But that opportunity also underscores the critical responsibility we all have. We have a responsibility to do our very best to advance the public interest. It is a responsibility to make the fullest possible use of our skills, our energy, and our position in the world. It is a responsibility not to live in an ivory tower but to engage deeply with the current problems in the world. It is a responsibility to meet challenges head-on and not to turn away. It is a responsibility shared by all of us in the Kennedy School community: the faculty, the staff, the students—a group you are leaving—and the alumni—a group you are joining. The world desperately needs more of what the Kennedy School has to offer—it needs you—and there is no time to waste.

Shortly we will ask the graduates to come to the stage to receive diplomas one at a time. Under normal circumstances, I and a few of my colleagues would shake each of your hands. Unfortunately, there have been a number of cases of mumps at Harvard in the past several months, and even though we have had only a few cases at the Kennedy School, out of an abundance of caution, we will be skipping handshakes this year. A number of other Harvard schools are also skipping handshakes, and the consensus among the deans I consulted—and you can see that we deans deal with only the most important issues in higher education—was that a respectful nod was an appropriate substitute for a handshake. That is what we intend to do instead.

One of the supporters of the Kennedy School gave me a handwritten note at the end of a meeting a few weeks ago. On the note, he had scribbled the final phrase from John F. Kennedy’s inaugural address: “Here on earth, God’s work must truly be our own.” As you go forth to do the work of advancing the public interest, all of us at the School will be with you in spirit—wishing you well, cheering you on, and being inspired by your accomplishments.
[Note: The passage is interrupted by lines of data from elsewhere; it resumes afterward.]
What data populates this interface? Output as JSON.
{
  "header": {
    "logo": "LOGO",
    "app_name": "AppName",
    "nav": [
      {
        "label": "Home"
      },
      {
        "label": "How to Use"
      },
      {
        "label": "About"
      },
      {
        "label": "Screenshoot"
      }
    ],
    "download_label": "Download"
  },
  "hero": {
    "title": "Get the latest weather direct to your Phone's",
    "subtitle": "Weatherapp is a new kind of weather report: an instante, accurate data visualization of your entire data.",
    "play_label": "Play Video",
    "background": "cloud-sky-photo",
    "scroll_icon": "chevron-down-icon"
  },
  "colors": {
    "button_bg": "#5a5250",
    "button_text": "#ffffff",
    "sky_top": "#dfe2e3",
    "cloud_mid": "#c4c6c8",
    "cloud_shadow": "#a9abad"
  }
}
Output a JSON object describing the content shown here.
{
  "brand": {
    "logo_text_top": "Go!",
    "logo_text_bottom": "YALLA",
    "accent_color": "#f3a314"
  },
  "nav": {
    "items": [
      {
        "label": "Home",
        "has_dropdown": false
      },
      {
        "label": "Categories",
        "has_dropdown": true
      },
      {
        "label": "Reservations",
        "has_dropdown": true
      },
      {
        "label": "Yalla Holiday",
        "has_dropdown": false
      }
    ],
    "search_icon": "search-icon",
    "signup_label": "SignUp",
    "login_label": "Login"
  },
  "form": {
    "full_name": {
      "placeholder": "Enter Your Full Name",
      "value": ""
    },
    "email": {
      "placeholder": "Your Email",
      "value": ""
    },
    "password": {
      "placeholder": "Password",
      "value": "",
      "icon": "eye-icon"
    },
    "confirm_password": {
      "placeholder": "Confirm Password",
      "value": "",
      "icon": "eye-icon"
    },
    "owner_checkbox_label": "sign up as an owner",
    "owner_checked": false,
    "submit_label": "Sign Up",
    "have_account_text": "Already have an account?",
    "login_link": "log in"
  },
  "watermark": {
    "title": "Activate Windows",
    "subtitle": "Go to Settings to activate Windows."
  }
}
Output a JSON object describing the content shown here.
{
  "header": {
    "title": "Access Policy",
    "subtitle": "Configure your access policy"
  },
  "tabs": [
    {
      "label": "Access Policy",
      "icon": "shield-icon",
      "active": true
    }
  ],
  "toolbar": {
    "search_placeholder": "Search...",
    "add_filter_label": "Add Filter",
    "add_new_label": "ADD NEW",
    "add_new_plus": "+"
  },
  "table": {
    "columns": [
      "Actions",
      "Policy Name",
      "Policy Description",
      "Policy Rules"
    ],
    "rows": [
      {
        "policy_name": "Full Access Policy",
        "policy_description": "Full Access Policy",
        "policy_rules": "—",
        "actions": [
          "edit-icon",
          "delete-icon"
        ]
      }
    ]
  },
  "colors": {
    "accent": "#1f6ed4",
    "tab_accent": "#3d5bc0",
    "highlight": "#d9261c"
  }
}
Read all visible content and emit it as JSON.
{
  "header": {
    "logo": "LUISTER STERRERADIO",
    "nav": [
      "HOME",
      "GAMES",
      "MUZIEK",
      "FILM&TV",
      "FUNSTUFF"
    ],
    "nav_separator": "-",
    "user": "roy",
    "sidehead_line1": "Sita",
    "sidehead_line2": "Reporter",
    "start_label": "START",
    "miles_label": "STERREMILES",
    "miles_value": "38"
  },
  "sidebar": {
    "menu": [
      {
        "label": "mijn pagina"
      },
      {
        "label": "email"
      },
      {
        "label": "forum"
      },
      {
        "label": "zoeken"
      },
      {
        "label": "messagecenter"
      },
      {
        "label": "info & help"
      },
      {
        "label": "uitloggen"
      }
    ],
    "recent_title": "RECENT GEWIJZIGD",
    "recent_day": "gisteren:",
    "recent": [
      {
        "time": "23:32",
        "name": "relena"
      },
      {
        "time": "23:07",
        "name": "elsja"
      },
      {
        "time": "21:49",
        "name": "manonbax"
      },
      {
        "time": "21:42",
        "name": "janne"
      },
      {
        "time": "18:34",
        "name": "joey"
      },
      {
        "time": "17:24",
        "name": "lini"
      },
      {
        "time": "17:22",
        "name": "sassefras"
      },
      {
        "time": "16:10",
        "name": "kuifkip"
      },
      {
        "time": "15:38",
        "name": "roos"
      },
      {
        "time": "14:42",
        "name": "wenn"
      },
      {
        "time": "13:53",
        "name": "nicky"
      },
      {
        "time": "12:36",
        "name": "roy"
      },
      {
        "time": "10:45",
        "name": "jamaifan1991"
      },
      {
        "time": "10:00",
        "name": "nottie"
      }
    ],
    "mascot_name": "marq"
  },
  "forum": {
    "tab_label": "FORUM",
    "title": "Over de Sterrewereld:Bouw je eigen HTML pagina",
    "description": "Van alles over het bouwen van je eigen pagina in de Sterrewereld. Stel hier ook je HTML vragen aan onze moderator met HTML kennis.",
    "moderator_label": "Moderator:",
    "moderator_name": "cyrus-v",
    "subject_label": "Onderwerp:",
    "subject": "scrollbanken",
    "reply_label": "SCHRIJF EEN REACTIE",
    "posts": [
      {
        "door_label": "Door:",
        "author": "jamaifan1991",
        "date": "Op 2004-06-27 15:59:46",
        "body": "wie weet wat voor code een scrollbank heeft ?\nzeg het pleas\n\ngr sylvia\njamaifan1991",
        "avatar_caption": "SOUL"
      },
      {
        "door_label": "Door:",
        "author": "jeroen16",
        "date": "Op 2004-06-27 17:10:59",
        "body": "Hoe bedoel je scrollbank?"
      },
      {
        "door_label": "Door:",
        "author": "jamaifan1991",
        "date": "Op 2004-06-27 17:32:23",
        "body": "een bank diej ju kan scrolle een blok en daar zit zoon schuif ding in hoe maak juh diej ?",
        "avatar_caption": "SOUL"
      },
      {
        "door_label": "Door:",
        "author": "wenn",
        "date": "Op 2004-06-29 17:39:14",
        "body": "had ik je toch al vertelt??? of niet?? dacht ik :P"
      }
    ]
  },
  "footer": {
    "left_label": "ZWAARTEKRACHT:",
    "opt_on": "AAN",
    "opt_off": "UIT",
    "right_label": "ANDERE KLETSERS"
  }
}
Please come back often and tell us what you are doing. Thank you and congratulations!